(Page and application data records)

········

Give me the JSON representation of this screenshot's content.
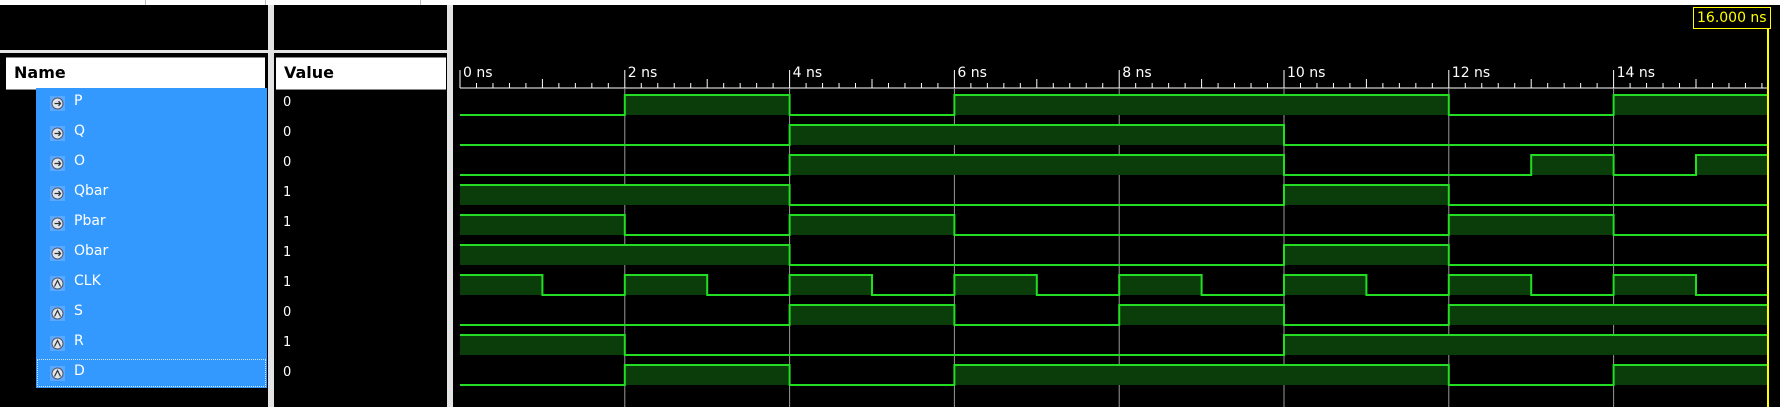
{
  "headers": {
    "name": "Name",
    "value": "Value"
  },
  "cursor": {
    "label": "16.000 ns"
  },
  "timeline": {
    "ticks": [
      "0 ns",
      "2 ns",
      "4 ns",
      "6 ns",
      "8 ns",
      "10 ns",
      "12 ns",
      "14 ns"
    ]
  },
  "signals": [
    {
      "name": "P",
      "value": "0",
      "icon": "output-signal-icon",
      "wave": [
        0,
        1,
        0,
        1,
        1,
        1,
        0,
        1
      ]
    },
    {
      "name": "Q",
      "value": "0",
      "icon": "output-signal-icon",
      "wave": [
        0,
        0,
        1,
        1,
        1,
        0,
        0,
        0
      ]
    },
    {
      "name": "O",
      "value": "0",
      "icon": "output-signal-icon",
      "wave": [
        0,
        0,
        1,
        1,
        1,
        0,
        0,
        0
      ],
      "extra": [
        [
          13,
          14,
          1
        ],
        [
          15,
          16,
          1
        ]
      ]
    },
    {
      "name": "Qbar",
      "value": "1",
      "icon": "output-signal-icon",
      "wave": [
        1,
        1,
        0,
        0,
        0,
        1,
        0,
        0
      ]
    },
    {
      "name": "Pbar",
      "value": "1",
      "icon": "output-signal-icon",
      "wave": [
        1,
        0,
        1,
        0,
        0,
        0,
        1,
        0
      ]
    },
    {
      "name": "Obar",
      "value": "1",
      "icon": "output-signal-icon",
      "wave": [
        1,
        1,
        0,
        0,
        0,
        1,
        0,
        0
      ]
    },
    {
      "name": "CLK",
      "value": "1",
      "icon": "input-signal-icon",
      "clock": true
    },
    {
      "name": "S",
      "value": "0",
      "icon": "input-signal-icon",
      "wave": [
        0,
        0,
        1,
        0,
        1,
        0,
        1,
        1
      ]
    },
    {
      "name": "R",
      "value": "1",
      "icon": "input-signal-icon",
      "wave": [
        1,
        0,
        0,
        0,
        0,
        1,
        1,
        1
      ]
    },
    {
      "name": "D",
      "value": "0",
      "icon": "input-signal-icon",
      "wave": [
        0,
        1,
        0,
        1,
        1,
        1,
        0,
        1
      ]
    }
  ],
  "colors": {
    "wave": "#22dd22",
    "fill": "#0a3d0a",
    "cursor": "#ffff00",
    "select": "#3399ff"
  }
}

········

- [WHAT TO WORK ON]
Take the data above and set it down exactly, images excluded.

- [RESPONSE]
Give me the JSON representation of this screenshot's content.
{
  "headers": {
    "name": "Name",
    "value": "Value"
  },
  "cursor": {
    "label": "16.000 ns"
  },
  "timeline": {
    "ticks": [
      "0 ns",
      "2 ns",
      "4 ns",
      "6 ns",
      "8 ns",
      "10 ns",
      "12 ns",
      "14 ns"
    ]
  },
  "signals": [
    {
      "name": "P",
      "value": "0",
      "icon": "output-signal-icon",
      "wave": [
        0,
        1,
        0,
        1,
        1,
        1,
        0,
        1
      ]
    },
    {
      "name": "Q",
      "value": "0",
      "icon": "output-signal-icon",
      "wave": [
        0,
        0,
        1,
        1,
        1,
        0,
        0,
        0
      ]
    },
    {
      "name": "O",
      "value": "0",
      "icon": "output-signal-icon",
      "wave": [
        0,
        0,
        1,
        1,
        1,
        0,
        0,
        0
      ],
      "extra": [
        [
          13,
          14,
          1
        ],
        [
          15,
          16,
          1
        ]
      ]
    },
    {
      "name": "Qbar",
      "value": "1",
      "icon": "output-signal-icon",
      "wave": [
        1,
        1,
        0,
        0,
        0,
        1,
        0,
        0
      ]
    },
    {
      "name": "Pbar",
      "value": "1",
      "icon": "output-signal-icon",
      "wave": [
        1,
        0,
        1,
        0,
        0,
        0,
        1,
        0
      ]
    },
    {
      "name": "Obar",
      "value": "1",
      "icon": "output-signal-icon",
      "wave": [
        1,
        1,
        0,
        0,
        0,
        1,
        0,
        0
      ]
    },
    {
      "name": "CLK",
      "value": "1",
      "icon": "input-signal-icon",
      "clock": true
    },
    {
      "name": "S",
      "value": "0",
      "icon": "input-signal-icon",
      "wave": [
        0,
        0,
        1,
        0,
        1,
        0,
        1,
        1
      ]
    },
    {
      "name": "R",
      "value": "1",
      "icon": "input-signal-icon",
      "wave": [
        1,
        0,
        0,
        0,
        0,
        1,
        1,
        1
      ]
    },
    {
      "name": "D",
      "value": "0",
      "icon": "input-signal-icon",
      "wave": [
        0,
        1,
        0,
        1,
        1,
        1,
        0,
        1
      ]
    }
  ],
  "colors": {
    "wave": "#22dd22",
    "fill": "#0a3d0a",
    "cursor": "#ffff00",
    "select": "#3399ff"
  }
}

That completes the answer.